The most poignant moment for me thus far has been the juxtaposition between Emily Seebohm's distress at coming 2nd in the Women's 100m Backstroke, and Bronte Barratt's elation at coming 3rd in the Women's 200m Freestyle.
Whilst one result was materially better than the other, the swimmer who achieved a lesser placing was elated, whilst the other, who felt she had a certain sense of entitlement to win, was mortified by coming 2nd. Not only did that attitude sour her own experience, but it also serves as an insult to the rest of the field who didn't win Gold or Silver, or to those who didn't even make it through to the final.

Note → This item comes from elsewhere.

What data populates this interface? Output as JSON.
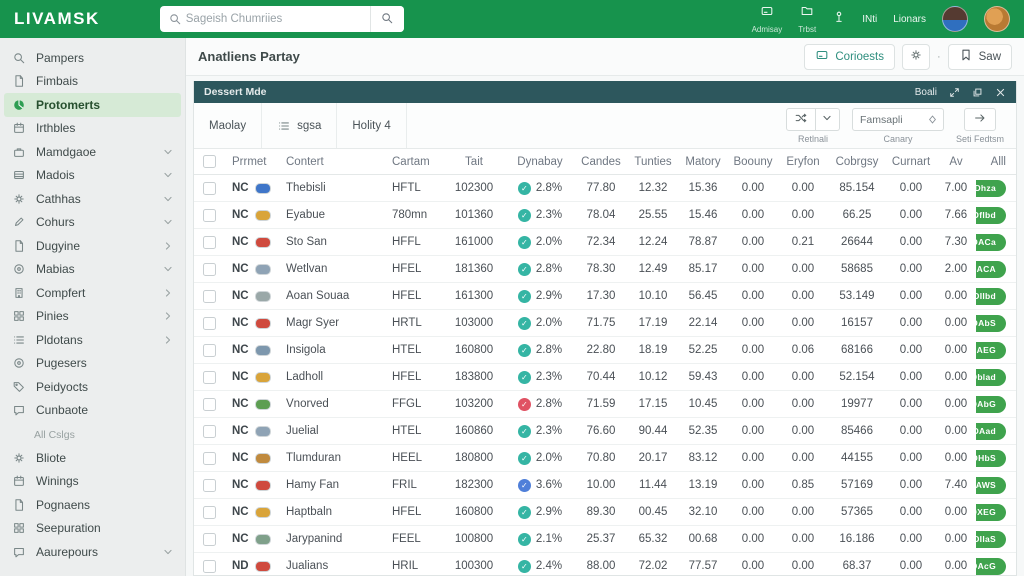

“I hope, Anuruddha, that you are all living in concord, with mutual appreciation, without disputing, blending like milk and water, viewing each other with kindly eyes.” (MN 31)
What is the final conviction that comes when radical attention is razor-edge sharp? That the object of the mind is mind-made (manomaya). (Ven. Ñāṇananda)
"If you have always believed that everyone should play by the same rules and be judged by the same standards, that would have gotten you labeled a radical 50 years ago, a liberal 25 years ago and a racist today." (Thomas Sowell)